Chile Travel Discover The Desert Splendor of Atacama

The main attractions in San Pedro de Atacama are its natural and historic wonders. This beautiful desert oasis town is situated within the basin formed by mountain ranges to the east, west, and south. Rainfall descends from the High Plateau (or Altiplano) and pools within the watershed to form the Salar de Atacama, Chile’s largest salt flat which encompasses 3,100 square miles (8,000 square kilometers) and contains 27{ed23bdc34f62f55b428e9c9e667cd0bfdea5ba33b660acb5e787e44d5ac92ba3} of the world’s lithium reserves. These two features, mountains and flats, together provide countless opportunities for action, exploration, and adventure in the north of Chile.

San Pedro de Atacama’s climate is dry, but mild. Average temperatures range between 77 to 86??F (25 to 30??C) in the summer and 64 to 77??F (18 to 25??C) in the winter. Nighttime temperatures, however, regularly dip below zero, and visitors should prepare accordingly.

Altitude is also a consideration and some travelers may experience mild altitude sickness.
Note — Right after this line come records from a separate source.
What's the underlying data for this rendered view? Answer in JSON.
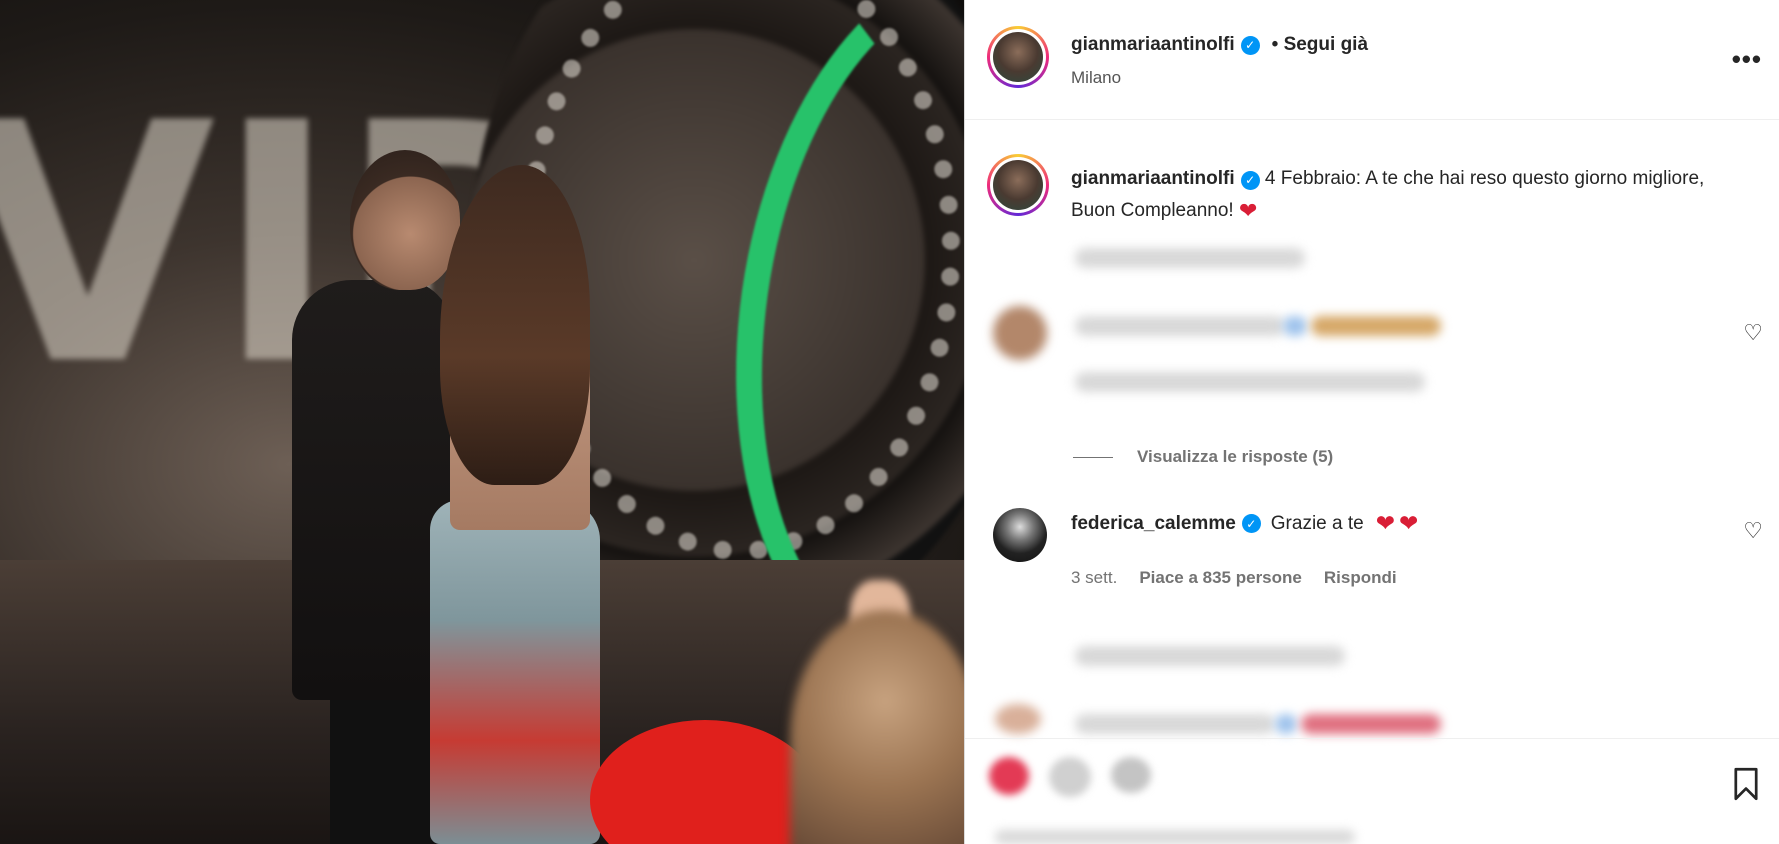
{
  "post": {
    "author": "gianmariaantinolfi",
    "follow_status": "• Segui già",
    "location": "Milano",
    "caption_author": "gianmariaantinolfi",
    "caption_text": "4 Febbraio: A te che hai reso questo giorno migliore, Buon Compleanno!",
    "caption_emoji": "❤"
  },
  "comments": {
    "view_replies": "Visualizza le risposte (5)",
    "featured": {
      "username": "federica_calemme",
      "text": "Grazie a te",
      "emojis": "❤❤",
      "time": "3 sett.",
      "likes": "Piace a 835 persone",
      "reply": "Rispondi"
    }
  },
  "icons": {
    "more": "more-options-icon",
    "like": "heart-outline-icon",
    "bookmark": "bookmark-icon",
    "verified": "verified-badge-icon"
  },
  "colors": {
    "verified": "#0095f6",
    "heart": "#d91e36",
    "muted_text": "#737373",
    "green_arc": "#27c26a"
  }
}
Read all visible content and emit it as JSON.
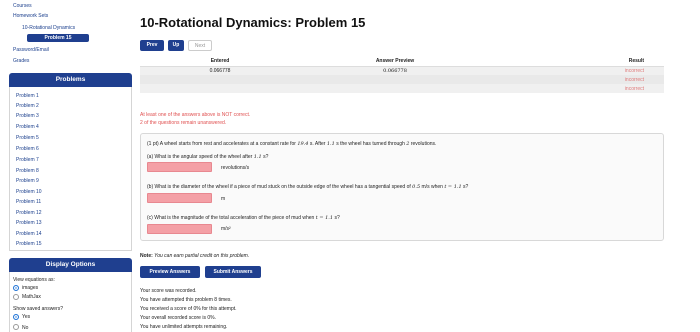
{
  "sidebar": {
    "nav": [
      "Courses",
      "Homework Sets",
      "10-Rotational Dynamics",
      "Problem 15",
      "Password/Email",
      "Grades"
    ],
    "problems_header": "Problems",
    "problems": [
      "Problem 1",
      "Problem 2",
      "Problem 3",
      "Problem 4",
      "Problem 5",
      "Problem 6",
      "Problem 7",
      "Problem 8",
      "Problem 9",
      "Problem 10",
      "Problem 11",
      "Problem 12",
      "Problem 13",
      "Problem 14",
      "Problem 15"
    ],
    "display_header": "Display Options",
    "view_equations_label": "View equations as:",
    "view_options": [
      "images",
      "MathJax"
    ],
    "view_selected": "images",
    "show_saved_label": "Show saved answers?",
    "saved_options": [
      "Yes",
      "No"
    ],
    "saved_selected": "Yes"
  },
  "main": {
    "title": "10-Rotational Dynamics: Problem 15",
    "nav_buttons": {
      "prev": "Prev",
      "up": "Up",
      "next": "Next"
    },
    "results_table": {
      "headers": [
        "Entered",
        "Answer Preview",
        "Result"
      ],
      "rows": [
        {
          "entered": "0.066778",
          "preview": "0.066778",
          "result": "incorrect"
        },
        {
          "entered": "",
          "preview": "",
          "result": "incorrect"
        },
        {
          "entered": "",
          "preview": "",
          "result": "incorrect"
        }
      ]
    },
    "warning_1": "At least one of the answers above is NOT correct.",
    "warning_2": "2 of the questions remain unanswered.",
    "problem": {
      "intro_a": "(1 pt) A wheel starts from rest and accelerates at a constant rate for",
      "intro_time": "19.4",
      "intro_b": "s. After",
      "intro_t": "1.1",
      "intro_c": "s the wheel has turned through",
      "intro_rev": "2",
      "intro_d": "revolutions.",
      "part_a": "(a) What is the angular speed of the wheel after",
      "part_a_t": "1.1",
      "part_a_end": "s?",
      "unit_a": "revolutions/s",
      "part_b": "(b) What is the diameter of the wheel if a piece of mud stuck on the outside edge of the wheel has a tangential speed of",
      "part_b_v": "0.5",
      "part_b_mid": "m/s when",
      "part_b_t": "t = 1.1",
      "part_b_end": "s?",
      "unit_b": "m",
      "part_c": "(c) What is the magnitude of the total acceleration of the piece of mud when",
      "part_c_t": "t = 1.1",
      "part_c_end": "s?",
      "unit_c": "m/s²"
    },
    "note_label": "Note:",
    "note_text": "You can earn partial credit on this problem.",
    "buttons": {
      "preview": "Preview Answers",
      "submit": "Submit Answers"
    },
    "status": [
      "Your score was recorded.",
      "You have attempted this problem 8 times.",
      "You received a score of 0% for this attempt.",
      "Your overall recorded score is 0%.",
      "You have unlimited attempts remaining."
    ]
  },
  "colors": {
    "primary": "#1f3f8f",
    "incorrect": "#e07a7a",
    "warning": "#e05050",
    "answer_field": "#f4a0a6"
  }
}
San Pedro itself has an average elevation of 7,900 feet (2,407 meters) and from there, altitude falls and rises-sometimes drastically-with the geography.

At the eastern edge of the Salar de Atacama, the Licancabur volcano ascends to 17,717 feet (5,400 meters) and dominates the region’s landscape. Several other surrounding volcanoes (including Lascar, the most active in Chile) are the source of the Tatio geothermal fields in which over 70 geysers erupt with hot steam and water. Travelers have the option to bathe in the boiling hot springs which dot the area.

Los Flamencos National Reserve is also located within the Salar de Atacama and here travelers can appreciate the unique fauna and flora that survive in this harsh desert environment. Pink flamingos reside in the blue-green water lagoons that spot the salt flats.

Closer to town, travelers can visit the Valley of the Moon, so-named because of the similarity of its sand and stone formations to our lunar landscape. Active travelers have the option to rent sandboarding equipment and book tours to surf the valley’s sand dunes. At night, astronomy enthusiasts can visit the Llano de Chajnantor Observatory, which due to the dry climate and altitude (over 5,000 feet) provides ideal conditions for short-wavelength radio star-gazing.

Within town, the R. P. Gustavo Le Paige Museum houses artifacts from the Pre-Columbian Atacameno culture. The museum’s namesake, Gustavo Le Paige, was a Jesuit priest from Belgium who, upon his transfer to the parish of San Pedro de Atacama in the 1950s, began to study the ethnological and archaeological remains of the region’s first inhabitants. Visitors may pair a visit to the museum with tours to the actual archaeological sites.